By: Ben Nihart
I analyzed the yield curve each day throughout the week of November 5th-9th, and found some significant events that caused the movement along the yield curve. In this analysis, I will detail each event and explain its impact on US Treasury yields. I will also explain the impact these events had on the future one year rates. When I signed up to do this project, I signed up for this week for a particular reason. With the upcoming presidential election, I knew that this week would be one with a lot of activity on the yield curve. I couldn’t have been more right. What I did not realize was there would be a looming “fiscal cliff”, and the sale of bonds that would cause the yield curve to flatten dramatically over the week, which can be seen in the chart below.

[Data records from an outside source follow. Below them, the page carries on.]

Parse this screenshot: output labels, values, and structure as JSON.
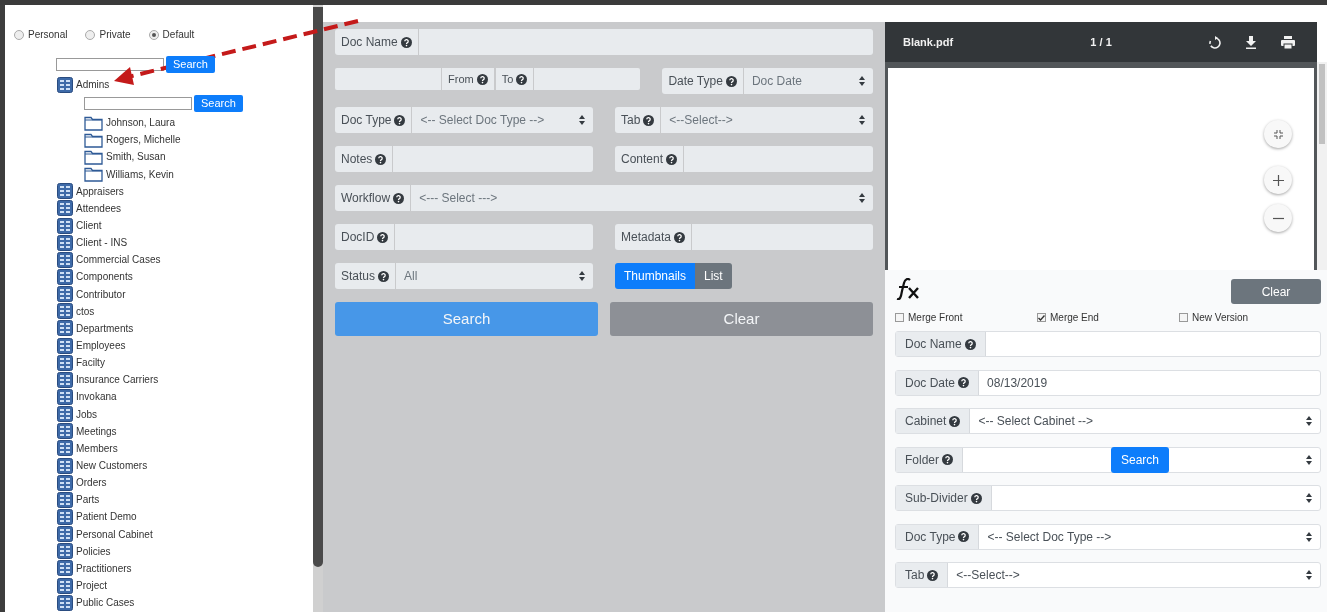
{
  "scope_options": [
    {
      "label": "Personal",
      "selected": false
    },
    {
      "label": "Private",
      "selected": false
    },
    {
      "label": "Default",
      "selected": true
    }
  ],
  "tree": {
    "search_button": "Search",
    "items": [
      {
        "label": "Admins",
        "search_button": "Search",
        "children": [
          {
            "label": "Johnson, Laura"
          },
          {
            "label": "Rogers, Michelle"
          },
          {
            "label": "Smith, Susan"
          },
          {
            "label": "Williams, Kevin"
          }
        ]
      },
      {
        "label": "Appraisers"
      },
      {
        "label": "Attendees"
      },
      {
        "label": "Client"
      },
      {
        "label": "Client - INS"
      },
      {
        "label": "Commercial Cases"
      },
      {
        "label": "Components"
      },
      {
        "label": "Contributor"
      },
      {
        "label": "ctos"
      },
      {
        "label": "Departments"
      },
      {
        "label": "Employees"
      },
      {
        "label": "Facilty"
      },
      {
        "label": "Insurance Carriers"
      },
      {
        "label": "Invokana"
      },
      {
        "label": "Jobs"
      },
      {
        "label": "Meetings"
      },
      {
        "label": "Members"
      },
      {
        "label": "New Customers"
      },
      {
        "label": "Orders"
      },
      {
        "label": "Parts"
      },
      {
        "label": "Patient Demo"
      },
      {
        "label": "Personal Cabinet"
      },
      {
        "label": "Policies"
      },
      {
        "label": "Practitioners"
      },
      {
        "label": "Project"
      },
      {
        "label": "Public Cases"
      }
    ]
  },
  "search_form": {
    "rows": [
      [
        {
          "kind": "text",
          "label": "Doc Name"
        }
      ],
      [
        {
          "kind": "range",
          "labels": [
            "From",
            "To"
          ]
        },
        {
          "kind": "select",
          "label": "Date Type",
          "value": "Doc Date"
        }
      ],
      [
        {
          "kind": "select",
          "label": "Doc Type",
          "value": "<-- Select Doc Type -->"
        },
        {
          "kind": "select",
          "label": "Tab",
          "value": "<--Select-->"
        }
      ],
      [
        {
          "kind": "text",
          "label": "Notes"
        },
        {
          "kind": "text",
          "label": "Content"
        }
      ],
      [
        {
          "kind": "select",
          "label": "Workflow",
          "value": "<--- Select --->"
        }
      ],
      [
        {
          "kind": "text",
          "label": "DocID"
        },
        {
          "kind": "text",
          "label": "Metadata"
        }
      ],
      [
        {
          "kind": "select",
          "label": "Status",
          "value": "All"
        },
        {
          "kind": "toggle",
          "options": [
            {
              "label": "Thumbnails",
              "selected": true
            },
            {
              "label": "List",
              "selected": false
            }
          ]
        }
      ]
    ],
    "buttons": [
      {
        "label": "Search",
        "kind": "primary"
      },
      {
        "label": "Clear",
        "kind": "secondary"
      }
    ]
  },
  "viewer": {
    "file_name": "Blank.pdf",
    "page": "1 / 1"
  },
  "upload_form": {
    "clear_button": "Clear",
    "options": [
      {
        "label": "Merge Front",
        "checked": false
      },
      {
        "label": "Merge End",
        "checked": true
      },
      {
        "label": "New Version",
        "checked": false
      }
    ],
    "fields": [
      {
        "kind": "text",
        "label": "Doc Name"
      },
      {
        "kind": "text",
        "label": "Doc Date",
        "value": "08/13/2019"
      },
      {
        "kind": "select",
        "label": "Cabinet",
        "value": "<-- Select Cabinet -->"
      },
      {
        "kind": "folder",
        "label": "Folder",
        "button": "Search"
      },
      {
        "kind": "select",
        "label": "Sub-Divider"
      },
      {
        "kind": "select",
        "label": "Doc Type",
        "value": "<-- Select Doc Type -->"
      },
      {
        "kind": "select",
        "label": "Tab",
        "value": "<--Select-->"
      }
    ]
  }
}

I felt it necessary to start my findings this week with a look at Tuesday, also known as Election Day. I found it particularly interesting because it was the only day last week that saw the bond market suffer. I believe bond prices fell because looming debt supply coming later in the day and week. I also believe it was due to speculation on who might win the election. I was led to this conclusion by my knowledge of each presidential candidate’s economic policy, and also an article written by Min Zeng of the Wall Street Journal. In this article the he writes, “In recent weeks, a win by Republican candidate Mitt Romney has been perceived on Wall Street as good for stocks and bad for Treasury bonds. The rationale is Mr. Romney's economic policy could be more business-friendly and would encourage investors to favor riskier assets. Also hurting Treasury bonds is the risk that the Federal Reserve could raise interest rates earlier than it pledged. Mr. Romney has been critical of the Fed's low-rate policy and has threatened to replace Fed Chairman Ben Bernanke, who has spearheaded...